While drooling is more common in dogs, did you know that cats sometimes drool, too? Many cats begin to drool when they are very relaxed and happy, especially when they are being petted. Drooling sometimes goes along with purring and kneading, and this behavior may stem back to kittenhood when kneading stimulated the mother cat’s milk production.
Cats may also drool when they are frightened or feel nauseous. If you have ever given your cat a bitter-tasting pill, you may notice drooling or foaming at the mouth. Your cat may even learn that the medicine will taste bad and begin drooling in anticipation. You should also be aware that cats may drool when they are having dental problems, and certain illnesses such as the calicivirus can trigger excessive drooling. If your cat does not usually drool and you are not sure of the cause or your cat’s drooling, you should contact your veterinarian for advice.
My own cat is a drooler, and will drool when I am feeding her treats and also when she is relaxed on my lap. This behavior doesn’t bother me because I know it is a sign that she’s happy.
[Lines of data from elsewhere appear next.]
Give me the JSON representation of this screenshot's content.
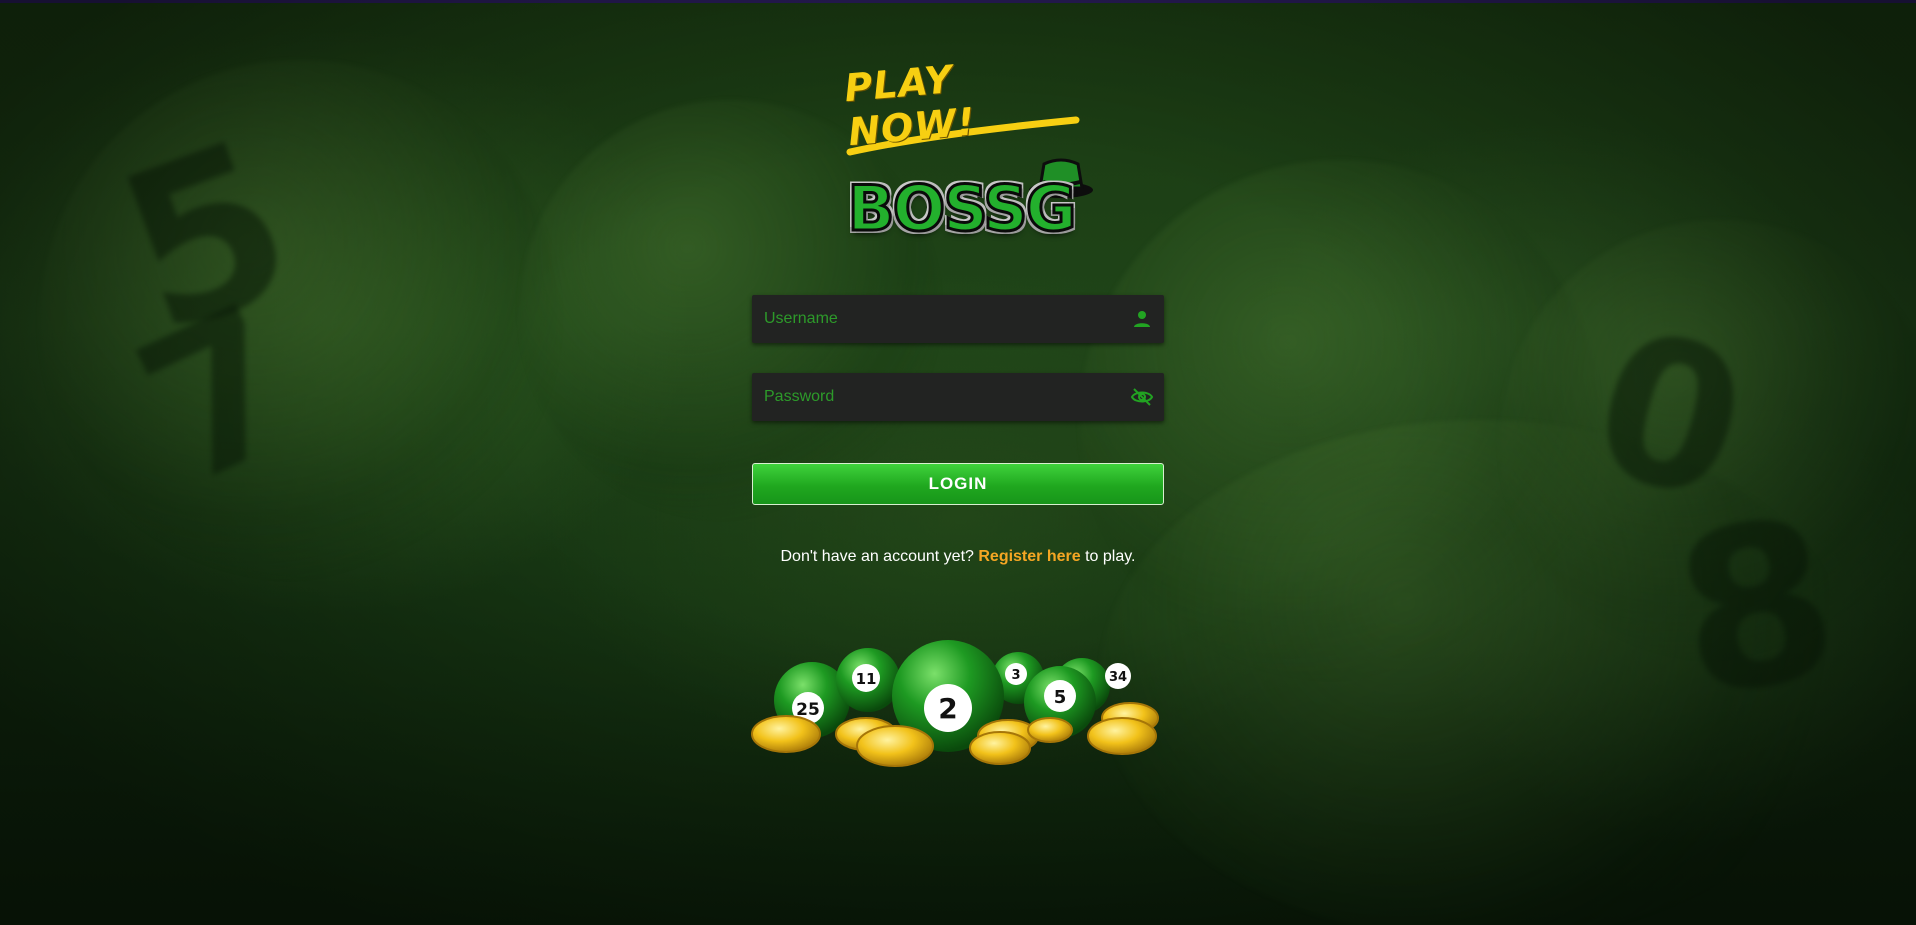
{
  "header": {
    "play_now_text": "PLAY NOW!",
    "logo_text": "BOSSG"
  },
  "form": {
    "username_placeholder": "Username",
    "password_placeholder": "Password",
    "login_label": "LOGIN",
    "username_icon": "user-icon",
    "password_icon": "eye-off-icon"
  },
  "register": {
    "prefix": "Don't have an account yet?",
    "link_text": "Register here",
    "suffix": "to play."
  },
  "decoration": {
    "ball_numbers": [
      "25",
      "11",
      "2",
      "3",
      "5",
      "34"
    ]
  },
  "colors": {
    "accent_green": "#23b02d",
    "link_orange": "#f5a623",
    "play_now_yellow": "#f7cf12",
    "field_bg": "#222322"
  }
}
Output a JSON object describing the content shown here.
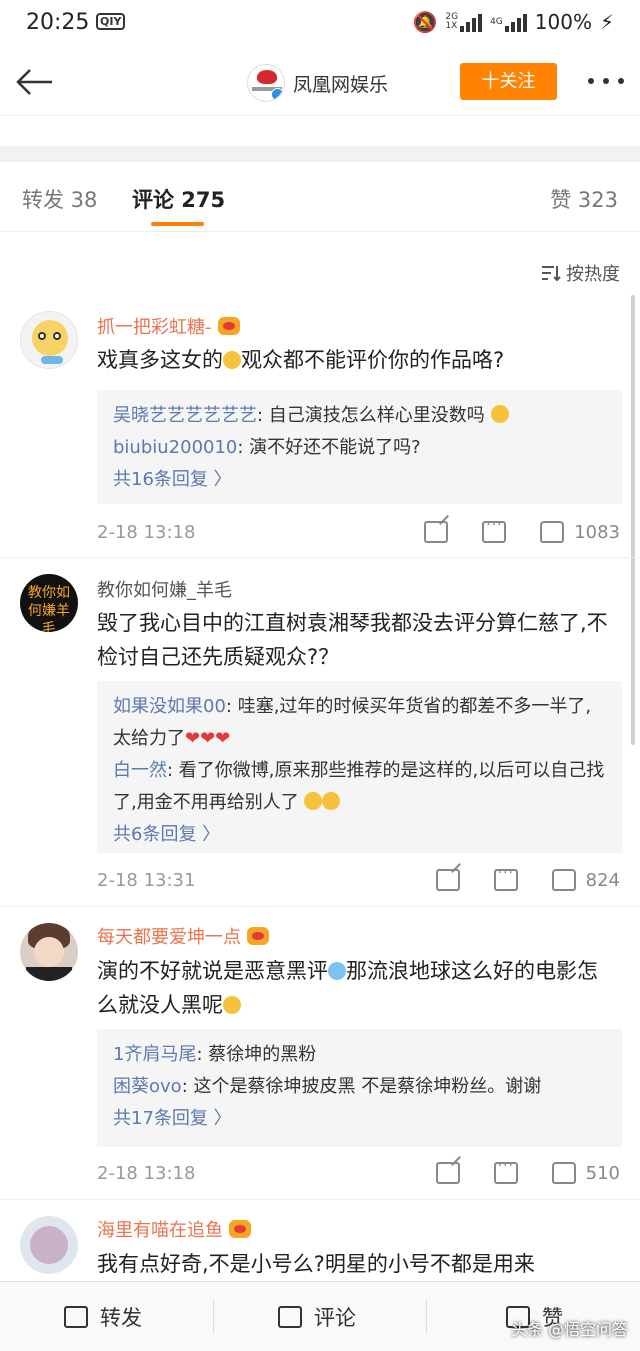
{
  "status_bar": {
    "time": "20:25",
    "app_icon_label": "QIY",
    "net_top": "2G",
    "net_bottom": "1X",
    "net_4g": "4G",
    "battery": "100%"
  },
  "navbar": {
    "title": "凤凰网娱乐",
    "follow_label": "十关注"
  },
  "tabs": {
    "repost": "转发 38",
    "comment": "评论 275",
    "like": "赞 323"
  },
  "sort_label": "按热度",
  "comments": [
    {
      "user": "抓一把彩虹糖-",
      "text_a": "戏真多这女的",
      "text_b": "观众都不能评价你的作品咯?",
      "replies": [
        {
          "name": "吴晓艺艺艺艺艺艺",
          "text": ": 自己演技怎么样心里没数吗"
        },
        {
          "name": "biubiu200010",
          "text": ": 演不好还不能说了吗?"
        }
      ],
      "more": "共16条回复 〉",
      "time": "2-18 13:18",
      "likes": "1083"
    },
    {
      "user": "教你如何嫌_羊毛",
      "avatar_text": "教你如何嫌羊毛",
      "text": "毁了我心目中的江直树袁湘琴我都没去评分算仁慈了,不检讨自己还先质疑观众?？",
      "replies": [
        {
          "name": "如果没如果00",
          "text": ": 哇塞,过年的时候买年货省的都差不多一半了,太给力了",
          "tail": "❤❤❤"
        },
        {
          "name": "白一然",
          "text": ": 看了你微博,原来那些推荐的是这样的,以后可以自己找了,用金不用再给别人了"
        }
      ],
      "more": "共6条回复 〉",
      "time": "2-18 13:31",
      "likes": "824"
    },
    {
      "user": "每天都要爱坤一点",
      "text_a": "演的不好就说是恶意黑评",
      "text_b": "那流浪地球这么好的电影怎么就没人黑呢",
      "replies": [
        {
          "name": "1齐肩马尾",
          "text": ": 蔡徐坤的黑粉"
        },
        {
          "name": "困葵ovo",
          "text": ": 这个是蔡徐坤披皮黑 不是蔡徐坤粉丝。谢谢"
        }
      ],
      "more": "共17条回复 〉",
      "time": "2-18 13:18",
      "likes": "510"
    },
    {
      "user": "海里有喵在追鱼",
      "text": "我有点好奇,不是小号么?明星的小号不都是用来"
    }
  ],
  "bottom_bar": {
    "repost": "转发",
    "comment": "评论",
    "like": "赞"
  },
  "watermark": "头条 @悟空问答",
  "colors": {
    "accent": "#ff8200",
    "username": "#eb7350",
    "reply_name": "#5b7ab0"
  }
}
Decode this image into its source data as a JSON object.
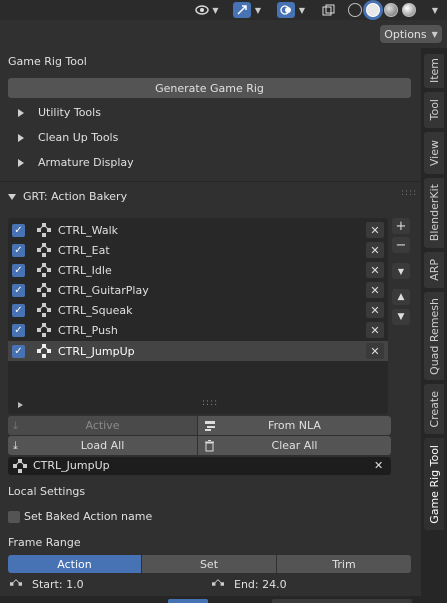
{
  "header": {
    "options_label": "Options"
  },
  "panel": {
    "title": "Game Rig Tool",
    "generate_label": "Generate Game Rig",
    "subpanels": [
      "Utility Tools",
      "Clean Up Tools",
      "Armature Display"
    ]
  },
  "bakery": {
    "title": "GRT: Action Bakery",
    "actions": [
      {
        "name": "CTRL_Walk"
      },
      {
        "name": "CTRL_Eat"
      },
      {
        "name": "CTRL_Idle"
      },
      {
        "name": "CTRL_GuitarPlay"
      },
      {
        "name": "CTRL_Squeak"
      },
      {
        "name": "CTRL_Push"
      },
      {
        "name": "CTRL_JumpUp"
      }
    ],
    "active_label": "Active",
    "from_nla_label": "From NLA",
    "load_all_label": "Load All",
    "clear_all_label": "Clear All",
    "current_action": "CTRL_JumpUp"
  },
  "local_settings": {
    "title": "Local Settings",
    "set_baked_label": "Set Baked Action name",
    "set_baked_checked": false
  },
  "frame_range": {
    "title": "Frame Range",
    "modes": [
      "Action",
      "Set",
      "Trim"
    ],
    "active_mode": "Action",
    "start_label": "Start: 1.0",
    "end_label": "End: 24.0"
  },
  "tabs": [
    "Item",
    "Tool",
    "View",
    "BlenderKit",
    "ARP",
    "Quad Remesh",
    "Create",
    "Game Rig Tool"
  ],
  "active_tab": "Game Rig Tool",
  "colors": {
    "accent": "#4772b3",
    "panel": "#303030",
    "button": "#545454"
  }
}
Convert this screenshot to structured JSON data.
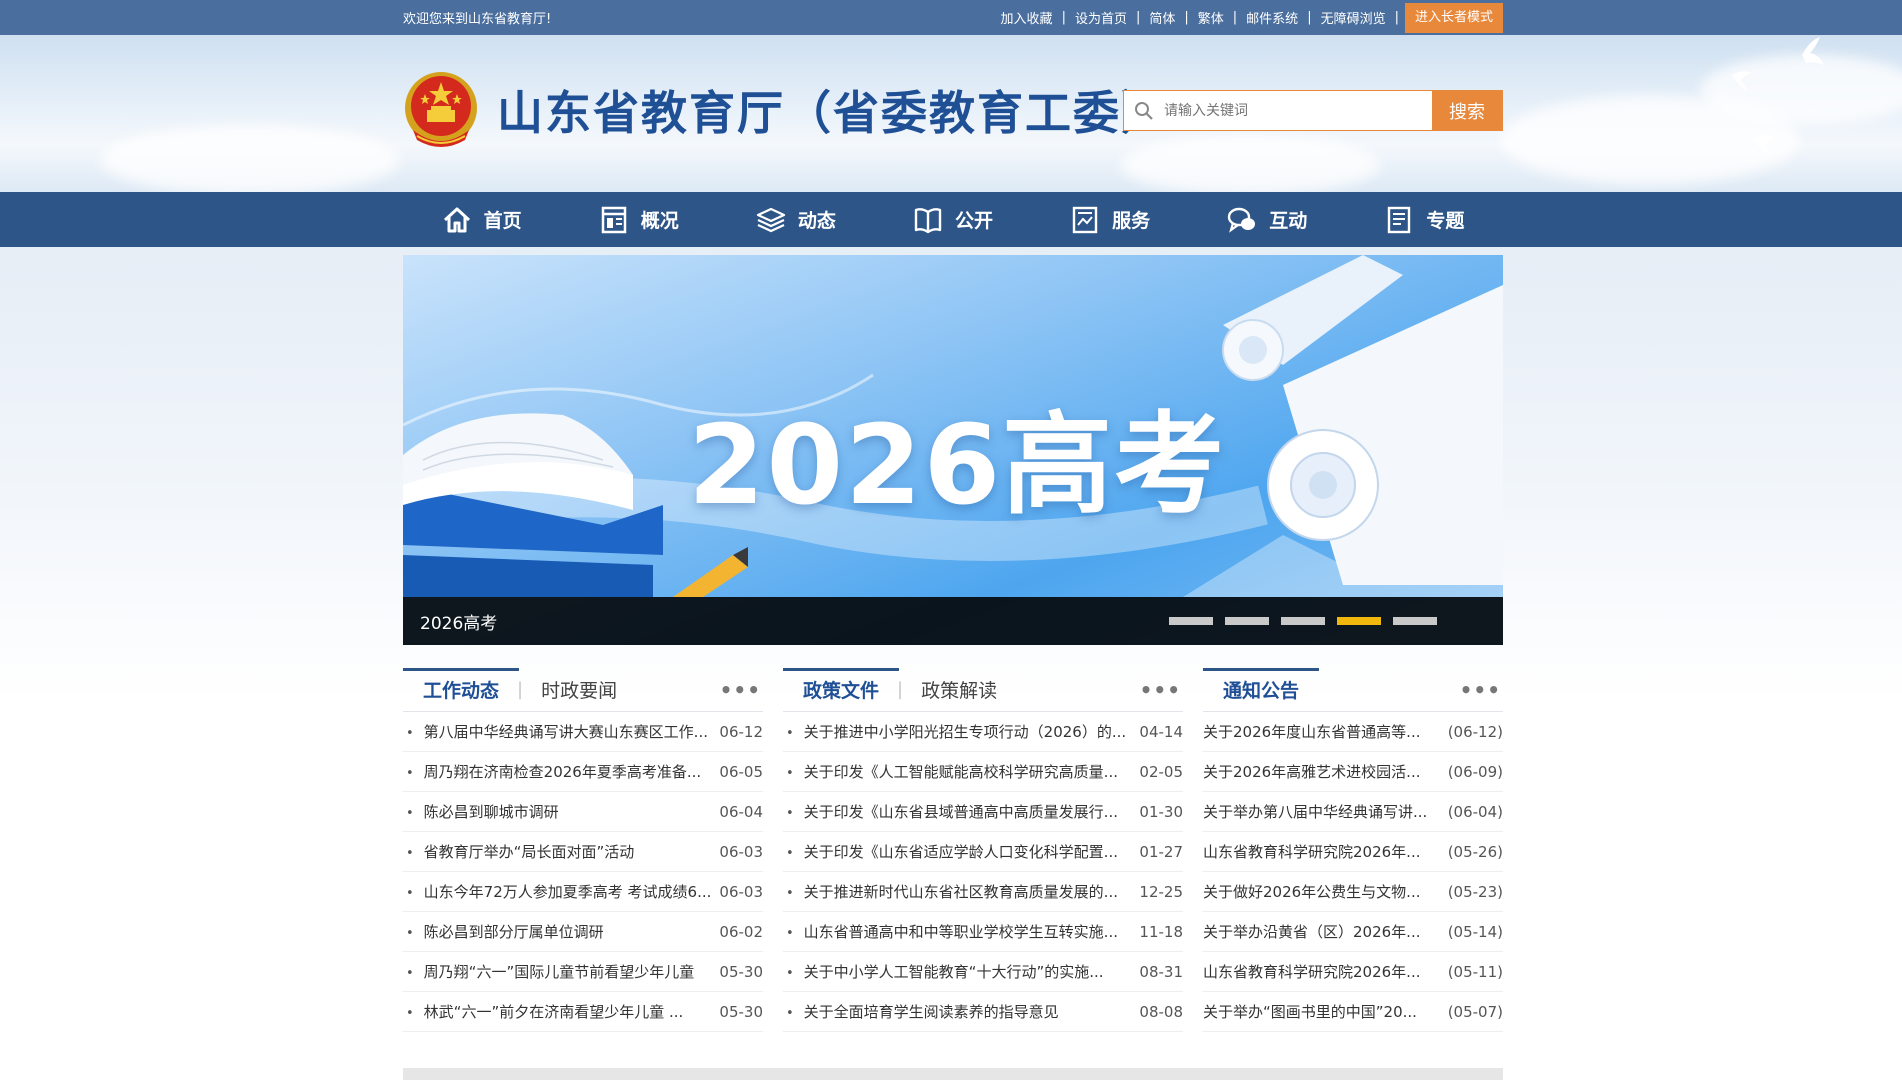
{
  "topbar": {
    "welcome": "欢迎您来到山东省教育厅!",
    "links": [
      "加入收藏",
      "设为首页",
      "简体",
      "繁体",
      "邮件系统",
      "无障碍浏览"
    ],
    "elder_mode": "进入长者模式"
  },
  "header": {
    "site_title": "山东省教育厅（省委教育工委）",
    "search_placeholder": "请输入关键词",
    "search_button": "搜索"
  },
  "nav": {
    "items": [
      {
        "label": "首页",
        "icon": "home-icon"
      },
      {
        "label": "概况",
        "icon": "overview-icon"
      },
      {
        "label": "动态",
        "icon": "news-stack-icon"
      },
      {
        "label": "公开",
        "icon": "book-icon"
      },
      {
        "label": "服务",
        "icon": "service-doc-icon"
      },
      {
        "label": "互动",
        "icon": "chat-icon"
      },
      {
        "label": "专题",
        "icon": "topic-doc-icon"
      }
    ]
  },
  "banner": {
    "title": "2026高考",
    "caption": "2026高考",
    "slide_count": 5,
    "active_slide": 4
  },
  "colors": {
    "primary": "#2e5588",
    "topbar": "#4a6f9e",
    "accent": "#e8883b",
    "title": "#1f4f95",
    "active_dot": "#f1b70c"
  },
  "columns": {
    "work": {
      "tab_active": "工作动态",
      "tab_other": "时政要闻",
      "more": "•••",
      "items": [
        {
          "title": "第八届中华经典诵写讲大赛山东赛区工作...",
          "date": "06-12"
        },
        {
          "title": "周乃翔在济南检查2026年夏季高考准备...",
          "date": "06-05"
        },
        {
          "title": "陈必昌到聊城市调研",
          "date": "06-04"
        },
        {
          "title": "省教育厅举办“局长面对面”活动",
          "date": "06-03"
        },
        {
          "title": "山东今年72万人参加夏季高考 考试成绩6...",
          "date": "06-03"
        },
        {
          "title": "陈必昌到部分厅属单位调研",
          "date": "06-02"
        },
        {
          "title": "周乃翔“六一”国际儿童节前看望少年儿童",
          "date": "05-30"
        },
        {
          "title": "林武“六一”前夕在济南看望少年儿童 ...",
          "date": "05-30"
        }
      ]
    },
    "policy": {
      "tab_active": "政策文件",
      "tab_other": "政策解读",
      "more": "•••",
      "items": [
        {
          "title": "关于推进中小学阳光招生专项行动（2026）的...",
          "date": "04-14"
        },
        {
          "title": "关于印发《人工智能赋能高校科学研究高质量...",
          "date": "02-05"
        },
        {
          "title": "关于印发《山东省县域普通高中高质量发展行...",
          "date": "01-30"
        },
        {
          "title": "关于印发《山东省适应学龄人口变化科学配置...",
          "date": "01-27"
        },
        {
          "title": "关于推进新时代山东省社区教育高质量发展的...",
          "date": "12-25"
        },
        {
          "title": "山东省普通高中和中等职业学校学生互转实施...",
          "date": "11-18"
        },
        {
          "title": "关于中小学人工智能教育“十大行动”的实施...",
          "date": "08-31"
        },
        {
          "title": "关于全面培育学生阅读素养的指导意见",
          "date": "08-08"
        }
      ]
    },
    "notice": {
      "tab_active": "通知公告",
      "more": "•••",
      "items": [
        {
          "title": "关于2026年度山东省普通高等...",
          "date": "(06-12)"
        },
        {
          "title": "关于2026年高雅艺术进校园活...",
          "date": "(06-09)"
        },
        {
          "title": "关于举办第八届中华经典诵写讲...",
          "date": "(06-04)"
        },
        {
          "title": "山东省教育科学研究院2026年...",
          "date": "(05-26)"
        },
        {
          "title": "关于做好2026年公费生与文物...",
          "date": "(05-23)"
        },
        {
          "title": "关于举办沿黄省（区）2026年...",
          "date": "(05-14)"
        },
        {
          "title": "山东省教育科学研究院2026年...",
          "date": "(05-11)"
        },
        {
          "title": "关于举办“图画书里的中国”20...",
          "date": "(05-07)"
        }
      ]
    }
  }
}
If your cat drools or kneads excessively, try placing a towel or blanket on your lap for your cat.